That’s not saying much given that only one in four employees of the Holy See is a woman, no woman heads a department or department, and Francis has defended church doctrine that prohibits women from serving as priests.
Francis’ insistence that long-marginalized LGBTQ Catholics be able to find a welcome home in the church can be summed up in two pronouncements that have ended his papacy to date: “Who am I to judge?” and “Being homosexual is not a crime.”
Among those landmark statements, Francis made outreach to LGBTQ people a hallmark of his papacy more than any pope before him.
Serves members of a transgender community in Rome. She has counseled gay couples seeking to raise their children as Catholics. During a visit to the US in 2015, she went public with a private meeting with a gay alumnus and the man’s partner to counter the conservative narrative that she had hosted an anti-same-sex marriage activist.
“The Pope reminds the church that how people treat each other in the social world is of far greater moral importance than what people can do in the privacy of a bedroom,” said Francis DeBernardo of New York Ministry.
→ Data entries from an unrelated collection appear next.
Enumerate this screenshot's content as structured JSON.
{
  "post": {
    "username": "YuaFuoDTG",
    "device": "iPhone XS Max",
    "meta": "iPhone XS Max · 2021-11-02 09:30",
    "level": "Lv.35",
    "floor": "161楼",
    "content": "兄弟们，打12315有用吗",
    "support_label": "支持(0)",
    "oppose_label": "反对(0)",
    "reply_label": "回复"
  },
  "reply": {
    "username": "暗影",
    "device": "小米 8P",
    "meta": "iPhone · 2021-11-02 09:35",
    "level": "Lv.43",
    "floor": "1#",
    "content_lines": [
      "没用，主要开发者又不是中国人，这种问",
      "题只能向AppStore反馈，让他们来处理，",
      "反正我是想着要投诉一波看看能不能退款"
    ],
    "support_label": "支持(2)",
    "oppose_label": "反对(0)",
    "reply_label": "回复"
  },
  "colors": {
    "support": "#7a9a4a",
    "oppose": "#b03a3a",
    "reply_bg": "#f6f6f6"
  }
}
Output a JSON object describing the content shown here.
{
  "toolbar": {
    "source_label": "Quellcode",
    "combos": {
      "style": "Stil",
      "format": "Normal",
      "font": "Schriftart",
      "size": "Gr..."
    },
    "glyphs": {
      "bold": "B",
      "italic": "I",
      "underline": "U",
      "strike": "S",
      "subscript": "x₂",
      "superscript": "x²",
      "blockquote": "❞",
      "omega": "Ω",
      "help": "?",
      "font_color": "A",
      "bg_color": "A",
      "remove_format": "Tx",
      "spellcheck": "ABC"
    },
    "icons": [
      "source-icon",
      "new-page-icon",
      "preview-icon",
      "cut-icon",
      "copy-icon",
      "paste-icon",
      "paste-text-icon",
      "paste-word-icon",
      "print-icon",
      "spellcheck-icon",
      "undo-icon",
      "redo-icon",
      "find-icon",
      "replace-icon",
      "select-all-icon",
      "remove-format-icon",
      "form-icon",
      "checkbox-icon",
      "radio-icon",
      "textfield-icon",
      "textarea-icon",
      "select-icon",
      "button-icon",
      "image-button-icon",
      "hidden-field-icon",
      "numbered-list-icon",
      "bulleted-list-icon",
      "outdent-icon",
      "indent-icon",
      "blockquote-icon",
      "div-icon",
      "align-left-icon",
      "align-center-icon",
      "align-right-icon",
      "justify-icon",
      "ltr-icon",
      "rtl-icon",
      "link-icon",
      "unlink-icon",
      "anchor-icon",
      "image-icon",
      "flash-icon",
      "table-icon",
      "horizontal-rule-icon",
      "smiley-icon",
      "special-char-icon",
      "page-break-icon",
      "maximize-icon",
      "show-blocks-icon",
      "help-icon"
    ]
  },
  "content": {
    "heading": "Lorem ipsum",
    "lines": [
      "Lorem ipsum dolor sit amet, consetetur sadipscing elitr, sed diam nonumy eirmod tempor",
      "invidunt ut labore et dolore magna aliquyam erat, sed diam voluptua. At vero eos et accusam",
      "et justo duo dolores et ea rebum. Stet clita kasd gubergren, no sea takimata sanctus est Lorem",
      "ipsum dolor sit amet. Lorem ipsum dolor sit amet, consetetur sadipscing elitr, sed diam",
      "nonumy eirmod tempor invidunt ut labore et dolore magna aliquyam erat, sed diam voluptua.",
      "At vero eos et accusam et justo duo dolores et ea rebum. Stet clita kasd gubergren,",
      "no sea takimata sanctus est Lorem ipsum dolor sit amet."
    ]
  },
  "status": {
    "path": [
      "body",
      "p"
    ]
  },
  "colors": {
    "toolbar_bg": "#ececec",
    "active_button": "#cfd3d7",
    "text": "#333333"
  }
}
Ways, who advocates for greater acceptance of LGBTQ Catholics.